Task goal: Repeat each entry exactly; omit all pictures.

━━━ Material to process ━━━

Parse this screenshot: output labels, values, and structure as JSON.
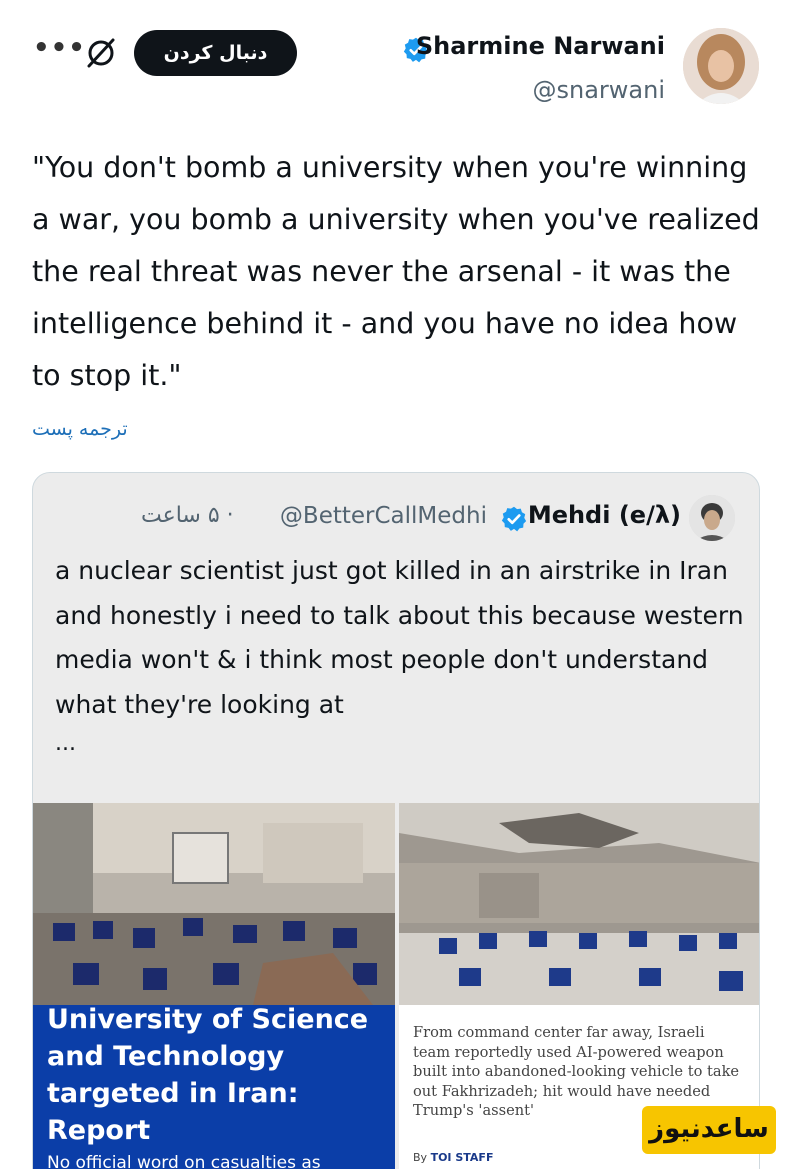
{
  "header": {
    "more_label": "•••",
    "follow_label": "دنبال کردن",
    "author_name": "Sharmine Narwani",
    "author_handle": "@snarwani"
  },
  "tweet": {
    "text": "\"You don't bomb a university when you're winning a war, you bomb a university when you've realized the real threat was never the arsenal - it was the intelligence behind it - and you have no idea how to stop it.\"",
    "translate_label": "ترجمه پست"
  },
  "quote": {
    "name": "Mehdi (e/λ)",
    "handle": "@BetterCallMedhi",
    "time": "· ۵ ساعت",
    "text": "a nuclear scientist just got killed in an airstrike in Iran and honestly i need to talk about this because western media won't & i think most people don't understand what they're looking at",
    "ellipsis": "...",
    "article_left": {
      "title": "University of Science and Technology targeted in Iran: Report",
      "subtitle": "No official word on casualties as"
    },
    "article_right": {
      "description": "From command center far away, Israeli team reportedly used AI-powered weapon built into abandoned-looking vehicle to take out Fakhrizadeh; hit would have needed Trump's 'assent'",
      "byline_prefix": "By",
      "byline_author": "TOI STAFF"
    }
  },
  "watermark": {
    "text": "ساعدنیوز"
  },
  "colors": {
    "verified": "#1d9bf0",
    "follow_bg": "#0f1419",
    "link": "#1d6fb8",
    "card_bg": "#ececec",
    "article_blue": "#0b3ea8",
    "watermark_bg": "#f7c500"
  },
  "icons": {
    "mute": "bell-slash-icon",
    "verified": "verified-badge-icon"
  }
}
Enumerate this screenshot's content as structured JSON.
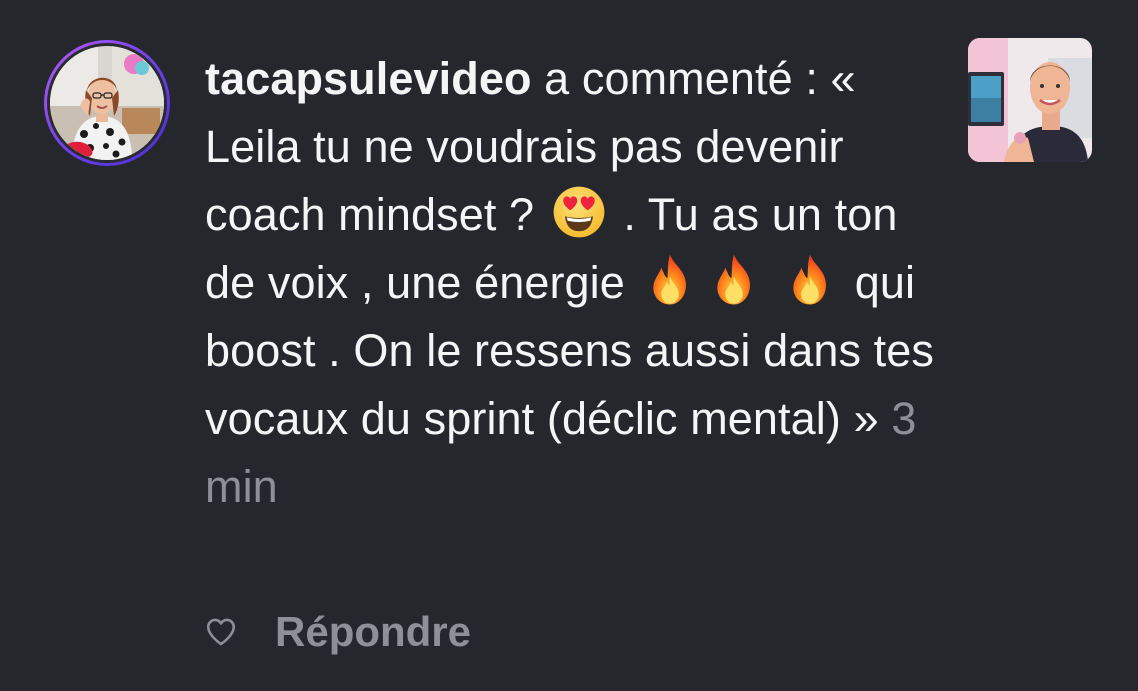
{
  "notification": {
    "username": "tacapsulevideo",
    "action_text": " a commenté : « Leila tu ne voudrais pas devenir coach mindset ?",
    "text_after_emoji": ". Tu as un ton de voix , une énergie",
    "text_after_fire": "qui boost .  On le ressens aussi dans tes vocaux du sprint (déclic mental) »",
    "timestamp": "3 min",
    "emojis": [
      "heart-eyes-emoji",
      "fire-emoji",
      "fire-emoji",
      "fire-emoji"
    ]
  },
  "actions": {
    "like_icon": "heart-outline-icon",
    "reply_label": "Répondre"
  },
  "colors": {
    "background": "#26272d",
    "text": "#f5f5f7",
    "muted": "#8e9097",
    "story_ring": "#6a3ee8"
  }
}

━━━

Solution for this problem:
Parse this screenshot: output labels, values, and structure as JSON.
{
  "header": {
    "more_label": "•••",
    "follow_label": "دنبال کردن",
    "author_name": "Sharmine Narwani",
    "author_handle": "@snarwani"
  },
  "tweet": {
    "text": "\"You don't bomb a university when you're winning a war, you bomb a university when you've realized the real threat was never the arsenal - it was the intelligence behind it - and you have no idea how to stop it.\"",
    "translate_label": "ترجمه پست"
  },
  "quote": {
    "name": "Mehdi (e/λ)",
    "handle": "@BetterCallMedhi",
    "time": "· ۵ ساعت",
    "text": "a nuclear scientist just got killed in an airstrike in Iran and honestly i need to talk about this because western media won't & i think most people don't understand what they're looking at",
    "ellipsis": "...",
    "article_left": {
      "title": "University of Science and Technology targeted in Iran: Report",
      "subtitle": "No official word on casualties as"
    },
    "article_right": {
      "description": "From command center far away, Israeli team reportedly used AI-powered weapon built into abandoned-looking vehicle to take out Fakhrizadeh; hit would have needed Trump's 'assent'",
      "byline_prefix": "By",
      "byline_author": "TOI STAFF"
    }
  },
  "watermark": {
    "text": "ساعدنیوز"
  },
  "colors": {
    "verified": "#1d9bf0",
    "follow_bg": "#0f1419",
    "link": "#1d6fb8",
    "card_bg": "#ececec",
    "article_blue": "#0b3ea8",
    "watermark_bg": "#f7c500"
  },
  "icons": {
    "mute": "bell-slash-icon",
    "verified": "verified-badge-icon"
  }
}
Enumerate this screenshot's content as structured JSON.
{
  "notification": {
    "username": "tacapsulevideo",
    "action_text": " a commenté : « Leila tu ne voudrais pas devenir coach mindset ?",
    "text_after_emoji": ". Tu as un ton de voix , une énergie",
    "text_after_fire": "qui boost .  On le ressens aussi dans tes vocaux du sprint (déclic mental) »",
    "timestamp": "3 min",
    "emojis": [
      "heart-eyes-emoji",
      "fire-emoji",
      "fire-emoji",
      "fire-emoji"
    ]
  },
  "actions": {
    "like_icon": "heart-outline-icon",
    "reply_label": "Répondre"
  },
  "colors": {
    "background": "#26272d",
    "text": "#f5f5f7",
    "muted": "#8e9097",
    "story_ring": "#6a3ee8"
  }
}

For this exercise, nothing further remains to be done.